powered by Holland at Home
Fancy treating yourself, family or friends to a typical Dutch biscuit? Then choose from this tempting shortlist of yummy Dutch biscuits that remain the most favoured among all Dutch emigrants!
The latest data from leading online Dutch supermarket, Holland at home, where savvy Dutch emigrants order their best-loved products from the Netherlands, suggests that the following Dutch biscuits are most popular:
You could be forgiven for thinking that it’s predominantly foreign tourists who are partial to stroopwafels. Yet, according to the latest statistics from Holland at Home, if there’s one thing that Dutch emigrants miss most in their new country of residence, then it’s stroopwafels – those deliciously thin Dutch waffles that are sandwiched together with a generous amount of caramel syrup. Stroopwafels also come in Dutch Delft Blue tins and other decorative packaging, and thus make a perfect gift.
Whist speculaas is predominantly enjoyed in the Netherlands during the Sinterklaas (Saint Nicholas) period, it seems to remain popular with Dutch people living abroad all year round. Speculaas owes its typical Dutch flavour to a unique blend of spices, including cinnamon, nutmeg and cloves, and is available in a variety of different types, such as ‘ordinary’ speculaas, almond speculaas and mini speculaas. And, thanks to the handy range of speculaas products for sale at Holland at Home, including Koopmans speculaas mix, Dr. Oetker Almond Paste and Silvo Speculaas spices, you can now rustle up authentic speculaas biscuits in your own kitchen. Just like stroopwafels, speculaas can be purchased in a beautiful Delft blue tin that makes a particularly delightful gift.
3. Gevulde koek
Dutch people grow up with gevoelde koek, so it’s hardly surprising that these extremely filling biscuits, which invoke fond memories of the Netherlands, are so popular with Dutch emigrants. Gevoelde koek are crammed with a mouth-watering filling of almond paste and are simply delicious with your favourite cuppa.
Although LU Bastogne are not actually Dutch, these tasty Belgian biscuits are still highly sought-after by Dutch citizens and emigrants alike. This is largely due to their irresistibly rich, candi sugar flavour that makes them an ideal accompaniment to tea or coffee.
5. Luikse wafels
Again, the Luikse wafel (a distant cousin of the stroopwafel) is Belgian rather than Dutch. However, the Dutch have enjoyed friendly relations with their southern neighbours for centuries and have naturally adopted a number of their delicious culinary traditions.

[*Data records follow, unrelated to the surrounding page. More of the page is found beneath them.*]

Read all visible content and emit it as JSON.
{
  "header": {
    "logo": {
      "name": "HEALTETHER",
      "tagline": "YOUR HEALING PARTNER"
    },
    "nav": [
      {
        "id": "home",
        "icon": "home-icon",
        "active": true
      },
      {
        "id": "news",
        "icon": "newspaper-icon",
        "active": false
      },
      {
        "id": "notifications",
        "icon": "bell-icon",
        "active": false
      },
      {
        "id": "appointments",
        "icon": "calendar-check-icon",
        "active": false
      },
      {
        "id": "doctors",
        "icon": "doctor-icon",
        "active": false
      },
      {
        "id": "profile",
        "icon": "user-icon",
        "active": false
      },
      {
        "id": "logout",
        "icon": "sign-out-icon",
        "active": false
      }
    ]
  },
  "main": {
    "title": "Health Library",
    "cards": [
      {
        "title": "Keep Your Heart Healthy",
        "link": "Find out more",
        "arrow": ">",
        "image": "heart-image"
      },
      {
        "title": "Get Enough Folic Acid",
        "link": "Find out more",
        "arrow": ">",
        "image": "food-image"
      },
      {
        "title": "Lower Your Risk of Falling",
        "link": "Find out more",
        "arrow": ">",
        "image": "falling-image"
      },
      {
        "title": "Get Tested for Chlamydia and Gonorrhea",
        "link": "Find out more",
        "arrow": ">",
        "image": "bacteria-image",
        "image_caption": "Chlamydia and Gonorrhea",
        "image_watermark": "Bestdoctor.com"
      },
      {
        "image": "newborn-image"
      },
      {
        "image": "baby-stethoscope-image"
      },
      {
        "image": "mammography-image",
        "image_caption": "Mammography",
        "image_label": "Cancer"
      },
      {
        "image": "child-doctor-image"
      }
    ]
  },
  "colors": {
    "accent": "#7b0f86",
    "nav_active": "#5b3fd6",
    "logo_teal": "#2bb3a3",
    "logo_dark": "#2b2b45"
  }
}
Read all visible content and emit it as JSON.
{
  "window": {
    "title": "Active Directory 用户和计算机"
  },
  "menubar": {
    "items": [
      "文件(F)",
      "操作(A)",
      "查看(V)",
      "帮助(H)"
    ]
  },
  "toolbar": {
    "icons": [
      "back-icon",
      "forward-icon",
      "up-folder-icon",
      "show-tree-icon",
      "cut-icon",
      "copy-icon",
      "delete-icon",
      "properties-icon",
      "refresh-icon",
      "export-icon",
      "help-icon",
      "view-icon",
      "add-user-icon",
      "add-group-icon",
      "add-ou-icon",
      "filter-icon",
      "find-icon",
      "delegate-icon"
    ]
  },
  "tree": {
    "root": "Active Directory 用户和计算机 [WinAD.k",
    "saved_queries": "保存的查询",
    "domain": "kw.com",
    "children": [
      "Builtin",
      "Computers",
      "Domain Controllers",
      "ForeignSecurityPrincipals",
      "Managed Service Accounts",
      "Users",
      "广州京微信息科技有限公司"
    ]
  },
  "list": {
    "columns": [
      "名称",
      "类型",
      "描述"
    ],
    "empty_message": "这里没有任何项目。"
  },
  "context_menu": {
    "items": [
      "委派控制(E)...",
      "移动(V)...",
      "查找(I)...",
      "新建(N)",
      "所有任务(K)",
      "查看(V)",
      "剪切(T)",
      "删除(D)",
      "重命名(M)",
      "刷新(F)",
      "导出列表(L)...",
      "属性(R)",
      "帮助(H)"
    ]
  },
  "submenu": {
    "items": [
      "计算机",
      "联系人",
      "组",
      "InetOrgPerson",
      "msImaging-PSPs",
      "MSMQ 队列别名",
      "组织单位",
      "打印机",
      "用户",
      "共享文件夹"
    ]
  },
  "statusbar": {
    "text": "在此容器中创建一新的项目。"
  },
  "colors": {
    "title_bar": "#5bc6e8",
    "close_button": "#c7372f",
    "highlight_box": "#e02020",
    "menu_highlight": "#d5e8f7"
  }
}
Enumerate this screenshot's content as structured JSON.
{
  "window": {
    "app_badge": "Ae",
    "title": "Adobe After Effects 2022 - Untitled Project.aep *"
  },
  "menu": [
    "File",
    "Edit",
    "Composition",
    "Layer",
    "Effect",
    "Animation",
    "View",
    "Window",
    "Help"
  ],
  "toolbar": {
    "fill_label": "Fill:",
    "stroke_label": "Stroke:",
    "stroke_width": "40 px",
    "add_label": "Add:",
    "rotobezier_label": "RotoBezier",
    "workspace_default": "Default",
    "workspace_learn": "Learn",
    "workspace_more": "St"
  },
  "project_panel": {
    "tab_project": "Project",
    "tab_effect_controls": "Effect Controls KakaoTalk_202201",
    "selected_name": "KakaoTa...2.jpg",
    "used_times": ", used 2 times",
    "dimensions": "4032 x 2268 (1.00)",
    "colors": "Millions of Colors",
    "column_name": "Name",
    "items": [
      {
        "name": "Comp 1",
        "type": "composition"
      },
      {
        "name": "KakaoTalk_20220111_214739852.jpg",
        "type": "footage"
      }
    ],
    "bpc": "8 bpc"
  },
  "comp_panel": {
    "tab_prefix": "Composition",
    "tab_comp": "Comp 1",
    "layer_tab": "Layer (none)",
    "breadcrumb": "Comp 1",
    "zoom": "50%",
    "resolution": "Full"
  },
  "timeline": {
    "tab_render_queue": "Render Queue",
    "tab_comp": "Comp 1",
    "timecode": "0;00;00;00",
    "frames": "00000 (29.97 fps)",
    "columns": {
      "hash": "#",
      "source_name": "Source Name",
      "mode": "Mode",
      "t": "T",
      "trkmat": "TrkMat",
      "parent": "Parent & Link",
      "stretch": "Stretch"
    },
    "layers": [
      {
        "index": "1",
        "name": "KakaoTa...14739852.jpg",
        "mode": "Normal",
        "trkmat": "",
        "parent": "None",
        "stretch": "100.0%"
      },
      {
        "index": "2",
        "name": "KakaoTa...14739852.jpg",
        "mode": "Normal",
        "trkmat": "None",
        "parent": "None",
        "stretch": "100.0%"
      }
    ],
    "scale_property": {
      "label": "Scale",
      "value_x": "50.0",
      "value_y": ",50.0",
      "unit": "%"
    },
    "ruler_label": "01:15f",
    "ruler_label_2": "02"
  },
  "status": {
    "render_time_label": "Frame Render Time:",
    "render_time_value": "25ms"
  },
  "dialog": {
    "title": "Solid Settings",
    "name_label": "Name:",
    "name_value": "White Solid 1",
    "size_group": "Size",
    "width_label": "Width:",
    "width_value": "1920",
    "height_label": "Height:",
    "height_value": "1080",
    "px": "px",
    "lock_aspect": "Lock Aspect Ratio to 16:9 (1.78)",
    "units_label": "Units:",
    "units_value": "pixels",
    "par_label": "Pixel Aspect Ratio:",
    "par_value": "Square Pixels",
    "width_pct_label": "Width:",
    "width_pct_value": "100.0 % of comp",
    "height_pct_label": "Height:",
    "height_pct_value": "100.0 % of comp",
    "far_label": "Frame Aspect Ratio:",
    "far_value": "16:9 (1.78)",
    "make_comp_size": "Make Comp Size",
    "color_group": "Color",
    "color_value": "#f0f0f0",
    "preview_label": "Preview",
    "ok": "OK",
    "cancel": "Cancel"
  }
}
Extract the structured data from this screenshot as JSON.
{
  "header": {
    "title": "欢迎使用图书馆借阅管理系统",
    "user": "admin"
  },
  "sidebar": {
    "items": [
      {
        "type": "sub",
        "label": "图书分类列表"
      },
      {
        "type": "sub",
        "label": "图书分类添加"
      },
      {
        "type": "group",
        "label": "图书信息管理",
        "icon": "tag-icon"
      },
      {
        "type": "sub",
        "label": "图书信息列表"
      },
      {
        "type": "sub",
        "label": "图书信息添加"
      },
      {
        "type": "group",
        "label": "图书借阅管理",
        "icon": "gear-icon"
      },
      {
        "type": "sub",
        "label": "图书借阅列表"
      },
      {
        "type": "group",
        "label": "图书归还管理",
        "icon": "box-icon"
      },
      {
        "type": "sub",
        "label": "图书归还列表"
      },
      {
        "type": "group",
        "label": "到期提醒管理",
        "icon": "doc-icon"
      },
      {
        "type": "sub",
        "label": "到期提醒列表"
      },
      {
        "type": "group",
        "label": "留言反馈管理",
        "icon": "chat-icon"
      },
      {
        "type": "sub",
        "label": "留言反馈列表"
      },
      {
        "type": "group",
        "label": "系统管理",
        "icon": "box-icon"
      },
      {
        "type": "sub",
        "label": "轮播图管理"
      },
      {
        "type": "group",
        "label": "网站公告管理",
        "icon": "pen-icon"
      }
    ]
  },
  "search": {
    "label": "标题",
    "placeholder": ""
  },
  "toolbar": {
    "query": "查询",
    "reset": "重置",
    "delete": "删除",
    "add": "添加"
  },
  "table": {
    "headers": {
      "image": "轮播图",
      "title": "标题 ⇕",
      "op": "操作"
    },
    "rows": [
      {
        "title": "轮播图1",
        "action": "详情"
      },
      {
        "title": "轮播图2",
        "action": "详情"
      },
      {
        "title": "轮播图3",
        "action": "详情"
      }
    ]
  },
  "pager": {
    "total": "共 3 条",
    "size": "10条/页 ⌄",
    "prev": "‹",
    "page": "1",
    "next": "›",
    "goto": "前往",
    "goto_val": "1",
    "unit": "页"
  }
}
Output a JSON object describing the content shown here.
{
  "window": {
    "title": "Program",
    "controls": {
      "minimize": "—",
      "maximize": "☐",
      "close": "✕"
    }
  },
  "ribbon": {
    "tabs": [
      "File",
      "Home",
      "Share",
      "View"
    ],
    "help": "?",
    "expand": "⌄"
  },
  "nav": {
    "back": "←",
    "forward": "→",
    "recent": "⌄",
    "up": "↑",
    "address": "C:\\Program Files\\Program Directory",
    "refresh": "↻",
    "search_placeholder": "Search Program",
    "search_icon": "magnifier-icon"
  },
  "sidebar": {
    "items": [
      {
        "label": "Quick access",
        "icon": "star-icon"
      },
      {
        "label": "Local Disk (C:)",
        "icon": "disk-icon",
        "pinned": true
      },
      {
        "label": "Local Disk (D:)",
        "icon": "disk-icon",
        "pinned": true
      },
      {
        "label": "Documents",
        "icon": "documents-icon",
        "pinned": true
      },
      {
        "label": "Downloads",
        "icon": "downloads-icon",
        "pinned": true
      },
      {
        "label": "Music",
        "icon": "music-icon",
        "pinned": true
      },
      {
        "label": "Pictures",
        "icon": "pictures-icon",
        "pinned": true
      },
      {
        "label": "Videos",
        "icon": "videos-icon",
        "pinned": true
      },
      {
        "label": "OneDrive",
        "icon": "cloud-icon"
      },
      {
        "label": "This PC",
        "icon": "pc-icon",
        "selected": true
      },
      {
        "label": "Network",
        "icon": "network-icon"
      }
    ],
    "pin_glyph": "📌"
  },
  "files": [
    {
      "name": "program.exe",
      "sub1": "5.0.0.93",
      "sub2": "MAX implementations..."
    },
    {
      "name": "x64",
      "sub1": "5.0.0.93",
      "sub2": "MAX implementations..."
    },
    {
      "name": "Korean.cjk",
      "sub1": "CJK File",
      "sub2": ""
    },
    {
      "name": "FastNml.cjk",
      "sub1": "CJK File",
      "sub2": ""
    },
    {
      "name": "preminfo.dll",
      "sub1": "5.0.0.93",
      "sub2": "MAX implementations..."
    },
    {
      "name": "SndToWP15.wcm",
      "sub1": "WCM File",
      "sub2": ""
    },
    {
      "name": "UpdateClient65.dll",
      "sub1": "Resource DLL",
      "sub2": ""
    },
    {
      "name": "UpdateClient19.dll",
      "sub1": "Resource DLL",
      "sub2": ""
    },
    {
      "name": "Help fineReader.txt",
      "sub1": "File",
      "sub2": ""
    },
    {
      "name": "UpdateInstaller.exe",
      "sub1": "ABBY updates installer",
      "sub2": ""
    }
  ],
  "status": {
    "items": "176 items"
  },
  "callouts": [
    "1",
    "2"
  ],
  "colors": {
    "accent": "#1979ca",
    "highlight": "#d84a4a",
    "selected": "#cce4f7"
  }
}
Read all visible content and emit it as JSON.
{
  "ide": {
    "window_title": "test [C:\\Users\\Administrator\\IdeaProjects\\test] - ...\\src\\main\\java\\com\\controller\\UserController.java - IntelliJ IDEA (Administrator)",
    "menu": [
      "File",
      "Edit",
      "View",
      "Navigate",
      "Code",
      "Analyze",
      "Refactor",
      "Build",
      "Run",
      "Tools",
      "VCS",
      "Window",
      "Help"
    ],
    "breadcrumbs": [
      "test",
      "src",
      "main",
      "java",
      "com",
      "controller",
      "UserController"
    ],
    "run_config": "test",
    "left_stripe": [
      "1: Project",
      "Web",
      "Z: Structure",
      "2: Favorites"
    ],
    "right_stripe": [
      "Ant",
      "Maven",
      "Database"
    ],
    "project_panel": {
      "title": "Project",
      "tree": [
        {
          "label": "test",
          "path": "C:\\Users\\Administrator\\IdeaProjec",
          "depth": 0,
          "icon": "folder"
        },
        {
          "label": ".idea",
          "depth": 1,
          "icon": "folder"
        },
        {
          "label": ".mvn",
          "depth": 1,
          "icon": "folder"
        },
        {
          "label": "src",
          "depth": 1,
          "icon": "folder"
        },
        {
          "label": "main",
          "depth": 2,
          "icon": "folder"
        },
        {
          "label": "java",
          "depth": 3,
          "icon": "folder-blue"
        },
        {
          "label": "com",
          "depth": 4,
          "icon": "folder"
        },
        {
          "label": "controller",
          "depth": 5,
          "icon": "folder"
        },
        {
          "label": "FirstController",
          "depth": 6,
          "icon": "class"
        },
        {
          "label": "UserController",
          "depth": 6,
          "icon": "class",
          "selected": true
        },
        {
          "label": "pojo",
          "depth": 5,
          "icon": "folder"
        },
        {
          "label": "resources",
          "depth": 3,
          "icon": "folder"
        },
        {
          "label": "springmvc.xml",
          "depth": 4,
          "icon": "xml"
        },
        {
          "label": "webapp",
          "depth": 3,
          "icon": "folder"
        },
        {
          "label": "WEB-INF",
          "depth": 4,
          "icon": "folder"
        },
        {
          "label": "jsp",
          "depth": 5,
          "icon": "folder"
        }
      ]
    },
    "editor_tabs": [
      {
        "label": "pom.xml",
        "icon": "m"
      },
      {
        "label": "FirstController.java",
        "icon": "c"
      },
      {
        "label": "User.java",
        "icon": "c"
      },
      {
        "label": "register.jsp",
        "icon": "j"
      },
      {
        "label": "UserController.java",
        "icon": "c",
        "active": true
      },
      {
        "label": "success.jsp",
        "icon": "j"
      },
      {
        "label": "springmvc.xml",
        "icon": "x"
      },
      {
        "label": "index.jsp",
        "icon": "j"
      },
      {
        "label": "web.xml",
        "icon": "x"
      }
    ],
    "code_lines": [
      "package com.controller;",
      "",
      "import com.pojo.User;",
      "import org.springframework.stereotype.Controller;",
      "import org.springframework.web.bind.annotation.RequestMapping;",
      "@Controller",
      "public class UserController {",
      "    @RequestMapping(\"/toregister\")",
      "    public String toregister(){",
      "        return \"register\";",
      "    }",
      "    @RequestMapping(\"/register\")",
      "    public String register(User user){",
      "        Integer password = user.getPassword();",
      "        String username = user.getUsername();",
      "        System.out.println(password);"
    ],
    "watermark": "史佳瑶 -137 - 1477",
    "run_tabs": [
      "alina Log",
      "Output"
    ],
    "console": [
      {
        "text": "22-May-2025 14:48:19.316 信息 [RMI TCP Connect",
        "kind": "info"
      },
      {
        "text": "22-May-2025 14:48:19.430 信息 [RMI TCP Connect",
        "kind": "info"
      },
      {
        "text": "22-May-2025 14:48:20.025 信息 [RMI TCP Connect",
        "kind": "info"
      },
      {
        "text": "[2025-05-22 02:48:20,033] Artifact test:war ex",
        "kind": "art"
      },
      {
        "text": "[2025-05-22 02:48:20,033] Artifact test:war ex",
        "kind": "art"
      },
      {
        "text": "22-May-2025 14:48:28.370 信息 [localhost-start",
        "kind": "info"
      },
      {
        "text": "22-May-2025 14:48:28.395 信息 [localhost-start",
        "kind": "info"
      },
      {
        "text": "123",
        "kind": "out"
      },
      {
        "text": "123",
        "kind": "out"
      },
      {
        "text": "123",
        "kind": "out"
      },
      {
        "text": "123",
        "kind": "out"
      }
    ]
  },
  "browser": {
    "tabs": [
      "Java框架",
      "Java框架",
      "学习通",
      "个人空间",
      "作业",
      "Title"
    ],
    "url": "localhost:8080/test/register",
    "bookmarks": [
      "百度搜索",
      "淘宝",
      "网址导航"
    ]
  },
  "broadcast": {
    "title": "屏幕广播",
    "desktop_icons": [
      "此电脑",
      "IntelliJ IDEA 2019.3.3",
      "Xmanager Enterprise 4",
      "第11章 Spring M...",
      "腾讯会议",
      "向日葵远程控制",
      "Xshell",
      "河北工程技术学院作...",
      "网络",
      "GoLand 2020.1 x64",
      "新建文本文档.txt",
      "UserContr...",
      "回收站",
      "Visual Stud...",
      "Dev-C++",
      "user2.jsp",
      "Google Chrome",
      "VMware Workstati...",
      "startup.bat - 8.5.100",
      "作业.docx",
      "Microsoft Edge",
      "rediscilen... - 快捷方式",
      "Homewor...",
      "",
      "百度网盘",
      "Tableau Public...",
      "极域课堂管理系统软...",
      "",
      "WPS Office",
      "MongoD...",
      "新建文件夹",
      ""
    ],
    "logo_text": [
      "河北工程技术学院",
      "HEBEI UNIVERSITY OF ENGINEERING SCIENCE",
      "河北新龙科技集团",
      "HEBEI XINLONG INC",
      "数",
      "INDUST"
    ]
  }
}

In the Netherlands Luikse wafel are typically served as a snack between meals or with tea and coffee.
Prefer to read this article in Dutch? Then visit our sister blog, Heimwee.info, specifically intended for Dutch emigrants